Records for the exercise Block Start
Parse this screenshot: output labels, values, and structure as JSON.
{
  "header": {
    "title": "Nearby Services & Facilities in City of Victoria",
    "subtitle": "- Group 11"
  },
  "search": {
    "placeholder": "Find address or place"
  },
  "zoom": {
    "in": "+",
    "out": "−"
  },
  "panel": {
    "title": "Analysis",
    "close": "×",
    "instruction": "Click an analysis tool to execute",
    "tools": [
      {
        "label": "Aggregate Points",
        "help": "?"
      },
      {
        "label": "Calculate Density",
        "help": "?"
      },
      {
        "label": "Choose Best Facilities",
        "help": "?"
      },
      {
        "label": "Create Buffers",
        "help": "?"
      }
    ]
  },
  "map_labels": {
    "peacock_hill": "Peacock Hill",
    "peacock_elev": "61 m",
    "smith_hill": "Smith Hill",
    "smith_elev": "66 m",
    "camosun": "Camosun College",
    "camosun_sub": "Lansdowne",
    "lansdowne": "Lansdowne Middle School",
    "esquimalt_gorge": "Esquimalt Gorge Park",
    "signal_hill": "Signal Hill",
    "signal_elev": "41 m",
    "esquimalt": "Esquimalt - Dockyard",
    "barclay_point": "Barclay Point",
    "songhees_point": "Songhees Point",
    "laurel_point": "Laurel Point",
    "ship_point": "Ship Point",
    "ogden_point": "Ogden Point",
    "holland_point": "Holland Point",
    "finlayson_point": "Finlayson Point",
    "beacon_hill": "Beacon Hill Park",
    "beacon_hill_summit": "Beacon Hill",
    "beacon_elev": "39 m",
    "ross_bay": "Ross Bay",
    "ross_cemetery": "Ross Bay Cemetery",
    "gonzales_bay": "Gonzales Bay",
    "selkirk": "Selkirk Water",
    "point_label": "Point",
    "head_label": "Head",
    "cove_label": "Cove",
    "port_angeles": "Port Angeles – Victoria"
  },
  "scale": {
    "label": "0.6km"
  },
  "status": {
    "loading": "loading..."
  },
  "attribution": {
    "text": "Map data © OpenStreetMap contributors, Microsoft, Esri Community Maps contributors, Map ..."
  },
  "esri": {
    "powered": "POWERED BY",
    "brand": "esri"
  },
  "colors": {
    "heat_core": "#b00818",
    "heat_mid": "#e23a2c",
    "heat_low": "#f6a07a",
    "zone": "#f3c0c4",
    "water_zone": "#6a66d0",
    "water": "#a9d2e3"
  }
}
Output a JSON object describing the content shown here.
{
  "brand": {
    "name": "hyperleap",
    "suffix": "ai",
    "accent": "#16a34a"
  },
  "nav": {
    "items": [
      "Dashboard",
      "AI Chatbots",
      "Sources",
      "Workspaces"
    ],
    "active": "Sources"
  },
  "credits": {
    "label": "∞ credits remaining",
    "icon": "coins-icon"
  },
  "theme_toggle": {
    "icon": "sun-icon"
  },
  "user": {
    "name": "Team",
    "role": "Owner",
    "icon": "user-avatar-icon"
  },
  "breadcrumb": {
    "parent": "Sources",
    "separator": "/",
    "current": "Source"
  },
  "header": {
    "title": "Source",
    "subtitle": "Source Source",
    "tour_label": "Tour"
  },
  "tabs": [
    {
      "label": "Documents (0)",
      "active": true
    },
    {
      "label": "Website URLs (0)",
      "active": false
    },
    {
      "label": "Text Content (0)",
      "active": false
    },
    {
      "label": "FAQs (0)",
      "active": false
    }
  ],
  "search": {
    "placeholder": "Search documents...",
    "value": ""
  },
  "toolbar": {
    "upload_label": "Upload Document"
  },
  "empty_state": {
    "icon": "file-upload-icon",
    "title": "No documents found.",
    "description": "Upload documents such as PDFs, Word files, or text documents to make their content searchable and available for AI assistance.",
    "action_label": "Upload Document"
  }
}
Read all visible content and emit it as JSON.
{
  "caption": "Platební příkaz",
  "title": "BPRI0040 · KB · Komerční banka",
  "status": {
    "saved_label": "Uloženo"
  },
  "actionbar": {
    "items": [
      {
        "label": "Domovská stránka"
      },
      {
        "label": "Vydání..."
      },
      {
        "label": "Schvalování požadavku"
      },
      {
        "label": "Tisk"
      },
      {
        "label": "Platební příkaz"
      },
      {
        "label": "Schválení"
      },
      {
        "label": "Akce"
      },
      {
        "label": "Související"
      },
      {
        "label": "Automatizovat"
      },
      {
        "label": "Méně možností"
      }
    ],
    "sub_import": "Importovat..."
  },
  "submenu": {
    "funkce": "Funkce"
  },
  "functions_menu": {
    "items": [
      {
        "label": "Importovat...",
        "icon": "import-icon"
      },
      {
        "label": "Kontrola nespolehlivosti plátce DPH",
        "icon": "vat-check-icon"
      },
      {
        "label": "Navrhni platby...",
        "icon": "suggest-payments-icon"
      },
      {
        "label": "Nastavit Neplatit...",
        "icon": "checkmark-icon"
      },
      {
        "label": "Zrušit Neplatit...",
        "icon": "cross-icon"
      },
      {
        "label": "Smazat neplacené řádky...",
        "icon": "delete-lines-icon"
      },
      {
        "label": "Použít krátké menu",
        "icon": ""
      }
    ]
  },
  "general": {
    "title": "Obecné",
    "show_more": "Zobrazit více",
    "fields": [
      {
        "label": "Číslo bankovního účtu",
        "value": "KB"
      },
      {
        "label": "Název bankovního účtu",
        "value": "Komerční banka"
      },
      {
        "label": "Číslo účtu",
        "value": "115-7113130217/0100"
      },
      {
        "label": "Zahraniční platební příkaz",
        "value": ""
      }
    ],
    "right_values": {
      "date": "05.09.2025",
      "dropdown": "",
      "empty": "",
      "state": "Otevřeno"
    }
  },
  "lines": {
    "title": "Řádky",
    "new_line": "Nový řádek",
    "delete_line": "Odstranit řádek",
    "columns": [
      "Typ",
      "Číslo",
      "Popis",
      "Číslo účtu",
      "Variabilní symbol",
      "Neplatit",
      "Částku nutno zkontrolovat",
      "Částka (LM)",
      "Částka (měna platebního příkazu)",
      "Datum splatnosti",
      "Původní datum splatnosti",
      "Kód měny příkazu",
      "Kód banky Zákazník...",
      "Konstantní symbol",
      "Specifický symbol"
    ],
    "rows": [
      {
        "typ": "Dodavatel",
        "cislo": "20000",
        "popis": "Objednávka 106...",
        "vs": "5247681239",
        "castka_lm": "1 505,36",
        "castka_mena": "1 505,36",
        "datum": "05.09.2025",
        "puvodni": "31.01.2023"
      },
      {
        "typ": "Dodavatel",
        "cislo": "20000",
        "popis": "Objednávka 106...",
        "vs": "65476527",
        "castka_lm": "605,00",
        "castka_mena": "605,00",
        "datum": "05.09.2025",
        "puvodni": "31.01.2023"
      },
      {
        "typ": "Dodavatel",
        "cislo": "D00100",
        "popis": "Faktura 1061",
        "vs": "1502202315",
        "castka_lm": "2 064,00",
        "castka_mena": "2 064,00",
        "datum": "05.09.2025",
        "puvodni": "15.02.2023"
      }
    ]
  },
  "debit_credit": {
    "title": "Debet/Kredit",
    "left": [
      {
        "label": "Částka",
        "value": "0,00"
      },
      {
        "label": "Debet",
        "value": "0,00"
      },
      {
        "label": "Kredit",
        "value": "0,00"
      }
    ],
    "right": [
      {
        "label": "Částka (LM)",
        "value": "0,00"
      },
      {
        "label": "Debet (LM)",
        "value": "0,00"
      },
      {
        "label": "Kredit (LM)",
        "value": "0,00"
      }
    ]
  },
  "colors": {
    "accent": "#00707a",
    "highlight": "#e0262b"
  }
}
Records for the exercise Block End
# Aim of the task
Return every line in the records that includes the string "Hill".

# Expected answer
    "peacock_hill": "Peacock Hill",
    "smith_hill": "Smith Hill",
    "signal_hill": "Signal Hill",
    "beacon_hill": "Beacon Hill Park",
    "beacon_hill_summit": "Beacon Hill",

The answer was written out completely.